Every week, I will shine the spotlight on some of the best storytelling in the business and offer my comments. “3 Great Stories of the Week” will post every Monday at 8 AM.
Towards the end of last week’s podcast with KDVR photojournalist Anne Herbst, the two-time NPPA Regional Photographer of the Year offered this piece of advice to young journalists about storytelling:
“I’ll get these really wonderfully shot stories … and I don’t care about them at all because there’s not a compelling person,” Herbst said. “You can have all these pretty shots of mountains and sunsets, but in the end what you remember is the person and the story.”
With that in mind, I selected several stories this week that thrived because they found a great person within them. The authors do not provide a whole lot of flair in their storytelling; instead, they let their characters do most of the talking. And because they do, their stories shine.
(Oh, and if that’s not your bag, I also chose an enjoyable, semi-fascinating story about cereal boxes …)
But this story is as good as they come.
Reporter Sara Celi mostly hangs in the background here, putting the focus on the people of Bethel Acres, specifically a staff sergeant of the Air Force who walks stoically at the start of the story, clutching an American flag in his hand.
His name is Alan Burch. His quest, to hang and fly the flag in the middle of the wreckage, is beautiful — as is the show of support from the community members who aid him.
Photographer Norris Kyles documents the action step by step as Burch and his team accomplish their mission. Then he cuts to a shot of Burch saluting Old Glory. In that shot, Burch’s trademark stoicism gives way to a swell of pride in his eyes. It’s a touching moment.
Man carries sign and smile for local car wash (5/8/13, WKYT-TV): I wish the headline of this story did a better job of conveying the beauty behind it.
Yes, this story is about a man — named Derald, and unwilling to give his last name — who causes commotion on a Lexington intersection advertising with a sandwich board for a local car wash.
Yes, Derald does indeed carry a smile.
But he truly shines as a character when we hear about his history: he was homeless for a long while, but he relentlessly pursued employment until he finally got a chance.
Kudos to reporter Kristen Kennedy and photojournalist John Wilson for crafting a lovely story that celebrates perseverance and empathy.
The mysteries of the cereal box (5/28/13, The New Republic): OK, no characters here … unless you count Tony the Tiger and Toucan Sam.

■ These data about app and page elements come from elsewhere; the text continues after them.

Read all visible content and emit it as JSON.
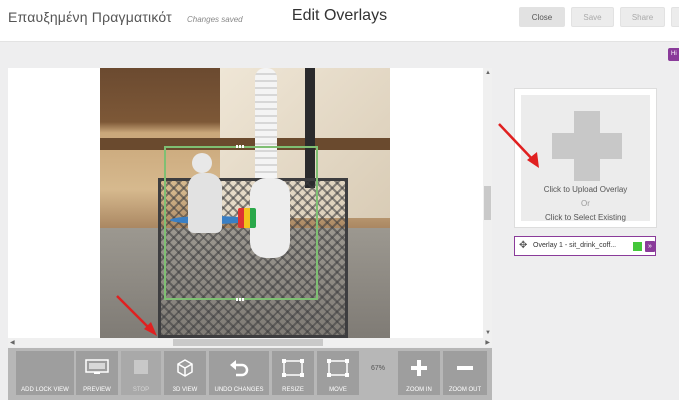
{
  "header": {
    "app_title": "Επαυξημένη Πραγματικότ",
    "status": "Changes saved",
    "page_title": "Edit Overlays",
    "buttons": {
      "close": "Close",
      "save": "Save",
      "share": "Share"
    },
    "side_tab": "Hi"
  },
  "editor": {
    "zoom": "67%"
  },
  "toolbar": {
    "tools": [
      {
        "id": "add-lock-view",
        "label": "ADD LOCK VIEW",
        "icon": "lock-view-icon",
        "enabled": true
      },
      {
        "id": "preview",
        "label": "PREVIEW",
        "icon": "monitor-icon",
        "enabled": true
      },
      {
        "id": "stop",
        "label": "STOP",
        "icon": "stop-icon",
        "enabled": false
      },
      {
        "id": "3d-view",
        "label": "3D VIEW",
        "icon": "cube-icon",
        "enabled": true
      },
      {
        "id": "undo-changes",
        "label": "UNDO CHANGES",
        "icon": "undo-icon",
        "enabled": true
      },
      {
        "id": "resize",
        "label": "RESIZE",
        "icon": "resize-icon",
        "enabled": true
      },
      {
        "id": "move",
        "label": "MOVE",
        "icon": "move-icon",
        "enabled": true
      },
      {
        "id": "zoom-in",
        "label": "ZOOM IN",
        "icon": "plus-icon",
        "enabled": true
      },
      {
        "id": "zoom-out",
        "label": "ZOOM OUT",
        "icon": "minus-icon",
        "enabled": true
      }
    ]
  },
  "sidebar": {
    "upload_label": "Click to Upload Overlay",
    "or_label": "Or",
    "select_label": "Click to Select Existing",
    "overlay_item": {
      "name": "Overlay 1 - sit_drink_coff...",
      "color": "#44c73a"
    }
  },
  "colors": {
    "accent": "#8a3b9a",
    "overlay_border": "#7fbf73",
    "annotation_arrow": "#e02020"
  }
}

Here’s some lighter fare to finish off this week’s 3 Great Stories: an inquisitive look at the two types of tops to cereal boxes, penned by master of minutiae Paul Lukas.
I am a sucker for stories that offer a detailed explanation to everyday items — call it a product of watching Seinfeld for the past two decades. Lukas not only product-tests the two types of tops — slotted and slot-less, in case you were wondering — but asks experts and develops hypotheses in the process. It’s an entertaining read, and you will probably reference it to your friends when looking for idle chatter.
Have a suggestion for “3 Great Stories of the Week”? E-mail me at firstname.lastname@example.org.